=== DATA FOR ANALYSIS ===
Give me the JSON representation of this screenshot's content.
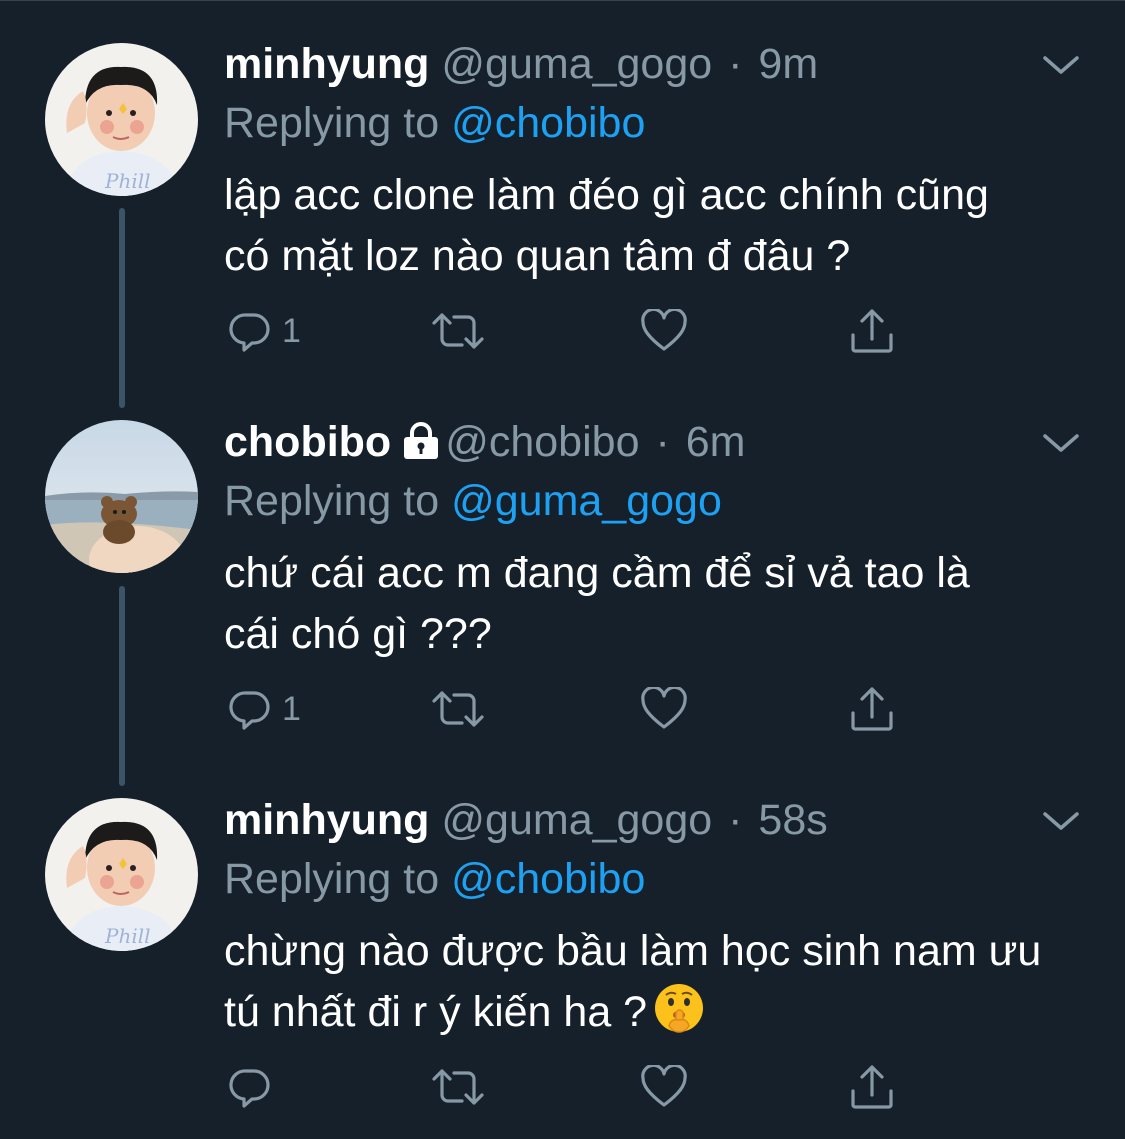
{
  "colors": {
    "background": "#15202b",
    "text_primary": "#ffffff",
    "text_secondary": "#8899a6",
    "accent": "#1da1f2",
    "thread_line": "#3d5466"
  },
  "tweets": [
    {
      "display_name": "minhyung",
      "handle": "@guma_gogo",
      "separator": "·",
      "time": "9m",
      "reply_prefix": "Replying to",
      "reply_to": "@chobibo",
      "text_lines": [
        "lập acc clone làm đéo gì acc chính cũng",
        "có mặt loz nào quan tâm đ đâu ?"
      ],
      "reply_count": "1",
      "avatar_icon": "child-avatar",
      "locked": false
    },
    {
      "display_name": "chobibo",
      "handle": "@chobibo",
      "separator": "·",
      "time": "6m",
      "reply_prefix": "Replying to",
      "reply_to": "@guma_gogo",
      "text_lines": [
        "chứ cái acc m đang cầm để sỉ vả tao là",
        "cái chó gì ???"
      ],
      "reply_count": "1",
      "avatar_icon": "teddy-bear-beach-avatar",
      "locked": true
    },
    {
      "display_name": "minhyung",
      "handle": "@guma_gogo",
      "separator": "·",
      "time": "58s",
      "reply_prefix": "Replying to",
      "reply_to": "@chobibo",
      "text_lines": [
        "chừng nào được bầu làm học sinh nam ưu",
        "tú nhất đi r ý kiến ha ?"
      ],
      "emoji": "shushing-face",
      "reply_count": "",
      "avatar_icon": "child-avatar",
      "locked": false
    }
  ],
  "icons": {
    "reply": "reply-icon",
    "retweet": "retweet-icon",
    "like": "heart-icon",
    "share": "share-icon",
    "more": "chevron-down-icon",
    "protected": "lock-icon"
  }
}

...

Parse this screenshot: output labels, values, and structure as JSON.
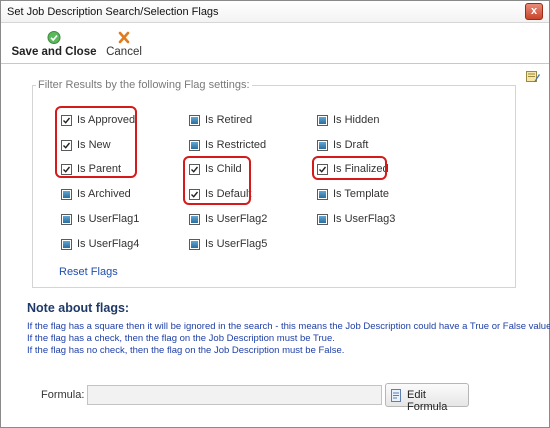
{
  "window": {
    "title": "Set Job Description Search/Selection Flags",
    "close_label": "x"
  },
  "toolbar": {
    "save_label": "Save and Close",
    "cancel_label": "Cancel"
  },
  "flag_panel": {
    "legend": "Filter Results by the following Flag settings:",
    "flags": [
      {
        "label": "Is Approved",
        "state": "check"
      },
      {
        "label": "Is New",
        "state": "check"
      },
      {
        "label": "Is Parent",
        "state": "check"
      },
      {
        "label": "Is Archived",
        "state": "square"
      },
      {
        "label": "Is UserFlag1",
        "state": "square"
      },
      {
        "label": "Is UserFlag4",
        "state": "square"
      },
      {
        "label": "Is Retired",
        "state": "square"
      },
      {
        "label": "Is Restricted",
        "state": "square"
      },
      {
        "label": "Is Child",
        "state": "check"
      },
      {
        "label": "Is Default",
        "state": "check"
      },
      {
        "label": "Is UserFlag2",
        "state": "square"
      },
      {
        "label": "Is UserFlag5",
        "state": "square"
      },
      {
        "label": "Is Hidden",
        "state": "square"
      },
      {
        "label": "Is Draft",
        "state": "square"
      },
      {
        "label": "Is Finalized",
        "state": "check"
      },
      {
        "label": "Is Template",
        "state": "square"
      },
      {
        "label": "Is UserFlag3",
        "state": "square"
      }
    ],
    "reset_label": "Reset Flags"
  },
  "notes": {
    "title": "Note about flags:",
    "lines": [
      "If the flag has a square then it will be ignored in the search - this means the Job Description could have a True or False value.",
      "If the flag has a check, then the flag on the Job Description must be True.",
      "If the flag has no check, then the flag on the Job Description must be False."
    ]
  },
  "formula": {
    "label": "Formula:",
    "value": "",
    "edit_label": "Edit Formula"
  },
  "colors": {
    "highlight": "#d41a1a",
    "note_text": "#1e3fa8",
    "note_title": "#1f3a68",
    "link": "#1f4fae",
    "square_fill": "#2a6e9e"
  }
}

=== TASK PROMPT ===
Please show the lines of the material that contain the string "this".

=== REPLY TO THE EXERCISE ===
Give me the JSON representation of this screenshot's content.
Parse this screenshot: output labels, values, and structure as JSON.
      "If the flag has a square then it will be ignored in the search - this means the Job Description could have a True or False value.",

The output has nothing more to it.